Ravi Shankar is a poet, translator and professor of poetry, based in Connecticut, USA. He is the founding editor and executive director of Drunken Boat (which he describes as “one of the world’s oldest electronic journals of the arts”). He is the author and editor of ten books and chapbooks of poetry, including What Else Could it Be (2015); Deepening Groove (2010), winner of the National Poetry Review Prize; Instrumentality (2004), a finalist for the Connecticut Book Award; and Autobiography of a Goddess (2015), a collection of translations from the Tamil with Priya Sarukkai Chabria. His editorial projects include W. W. Norton’s Language for a New Century: Contemporary Poetry from Asia, the Middle East & Beyond, co-edited with Tina Chang and Nathalie Handal.

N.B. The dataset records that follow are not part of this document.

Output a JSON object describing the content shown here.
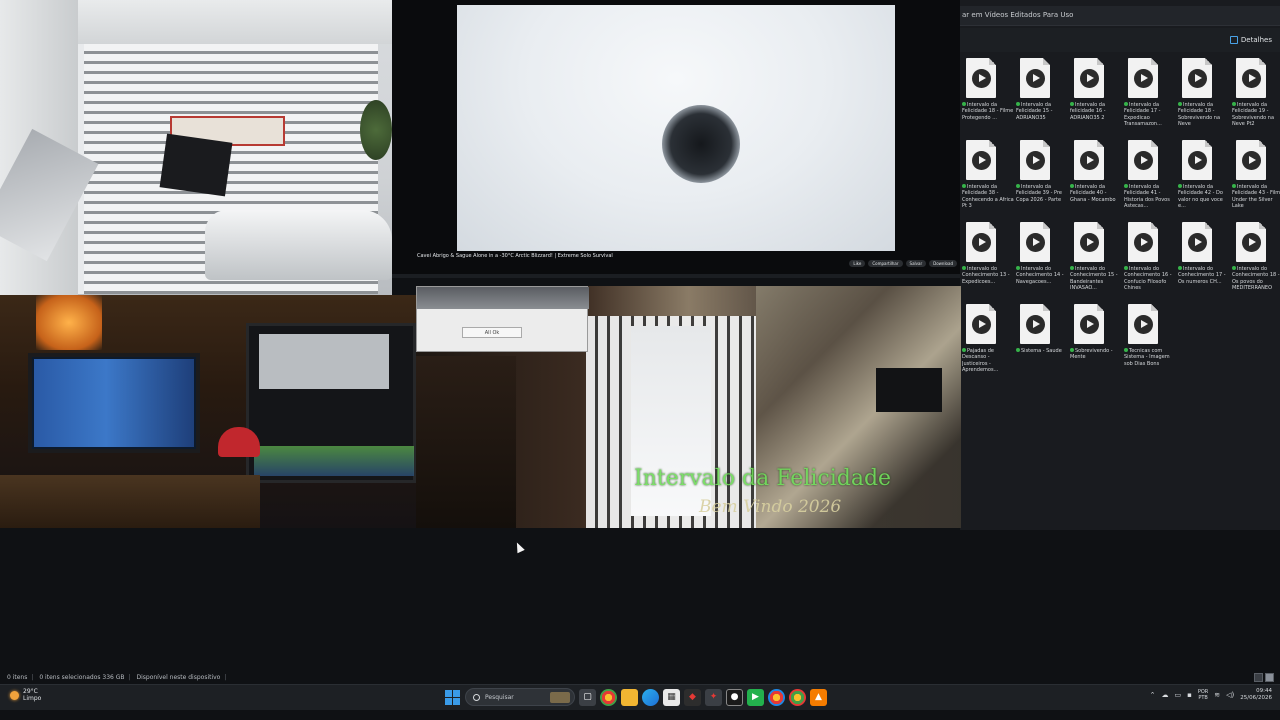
{
  "video": {
    "title": "Cavei Abrigo & Sague Alone in a -30°C Arctic Blizzard! | Extreme Solo Survival",
    "actions": [
      "Like",
      "Compartilhar",
      "Salvar",
      "Download"
    ]
  },
  "explorer": {
    "address": "ar em Vídeos Editados Para Uso",
    "details_label": "Detalhes",
    "files": [
      "Intervalo da Felicidade 18 - Filme Protegendo ...",
      "Intervalo da Felicidade 15 - ADRIANO35",
      "Intervalo da felicidade 16 - ADRIANO35 2",
      "Intervalo da Felicidade 17 - Expedicao Transamazon...",
      "Intervalo da Felicidade 18 - Sobrevivendo na Neve",
      "Intervalo da Felicidade 19 - Sobrevivendo na Neve Pt2",
      "Intervalo da Felicidade 38 - Conhecendo a Africa Pt 3",
      "Intervalo da Felicidade 39 - Pre Copa 2026 - Parte",
      "Intervalo da Felicidade 40 - Ghana - Mocambo",
      "Intervalo da Felicidade 41 - Historia dos Povos Astecas...",
      "Intervalo da Felicidade 42 - Do valor no que voce e...",
      "Intervalo da Felicidade 43 - Filme Under the Silver Lake",
      "Intervalo do Conhecimento 13 - Expedicoes...",
      "Intervalo do Conhecimento 14 - Navegacoes...",
      "Intervalo do Conhecimento 15 - Bandeirantes INVASAO...",
      "Intervalo do Conhecimento 16 - Confucio Filosofo Chines",
      "Intervalo do Conhecimento 17 - Os numeros CH...",
      "Intervalo do Conhecimento 18 - Os povos do MEDITERRANEO",
      "Pajadas de Descanso - Justiceiros - Aprendemos...",
      "Sistema - Saude",
      "Sobrevivendo - Mente",
      "Tecnicas com Sistema - Imagem sob Dias Bons"
    ]
  },
  "dialog_button": "All Ok",
  "overlay": {
    "title": "Intervalo da Felicidade",
    "subtitle": "Bem Vindo 2026"
  },
  "status": {
    "items": "0 itens",
    "selected": "0 itens selecionados 336 GB",
    "availability": "Disponível neste dispositivo"
  },
  "taskbar": {
    "temperature": "29°C",
    "condition": "Limpo",
    "search_placeholder": "Pesquisar",
    "lang_top": "POR",
    "lang_bottom": "PTB",
    "time": "09:44",
    "date": "25/06/2026"
  }
}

The energy in Shankar’s poems is visceral. The language is restless, lurching, hungry for surprise, the verbs packed with velocity, the register swinging between formal and the demotic (both American and Indian). Underlying this vigour seems is an almost voluptuous need to embrace myth, history, metaphysics and pop culture – an impulse to bring Adi Shankara and Wallace Stevens, Simone Weil and the Shaktiman, blues and Bollywood into a single book, and sometimes into a single poem. This intellectual playfulness is matched by an alertness to form – with references ranging from the African American bop to the pankti, a Vedic metre in this selection – making for a playful, stylistically supple poetry.
The poems in this edition are drawn largely from his very first book and his most recent. The preoccupation with language – its treacheries, the poet’s quest for exactitude – has obviously been an abiding one, evident in references to the essence of things slipping “through the noose of language” or the lurking cultural grammarian’s need to point out that “Even as a child when I was slurred in school – / Towel head, dot boy, camel jockey – / None of the abuse was precise.”
There are no facile conclusions about belonging, no need to retrieve any singular sense of rootedness: “I never owned/ What’s been taken from me, never have belonged/ In and to a place, a people, a common history.” However, even while he celebrates the grand mess of being an “epiphyte,” feeding off a plural inheritance, there is the ability to admit to uncertainty: “I’m still unsure what effect it has on my soul.” And at another juncture, even more vulnerably: “I just want to get home, go to sleep.”
Also recurrent is a philosophical curiosity about the nature of the human soul, the “indwelling life illimitable,” the “third Christ,” the thirst for a perspective of ultimate truth, but not one without beauty:
This planet Earth suspended in an amplitude
Of stars, as a single water-drop loosed from
A lotus petal, spreading drowsy circles in a lake.
Instrumentality, Cherry Grove Collections, Cincinnati, 2004
Wanton Textiles, with Reb Livingston, No Tell Books, Fairfax, 2006
Seamless Matter, Rain Taxi, Ohm Editions, Minneapolis, 2010
Voluptuous Bristle, Finishing Line Press, Georgetown, 2010
Deepening Groove, National Poetry Review and Press, 2011
What Else Could It Be, Carolina Wren Press, Durham, 2015
Autobiography of a Goddess: Translations of Andal, with Priya Sarukkai Chabria, Zubaan Books, New Delhi, 2015
Poems and essay by Shankar for the Academy of American Poets
Shankar on American poetics and his own sensibility for the Poetry Society of America
Interview on Jacket with Shankar and Ram Devineni
Videos of Shankar reading his poems Exile and Sitcomposite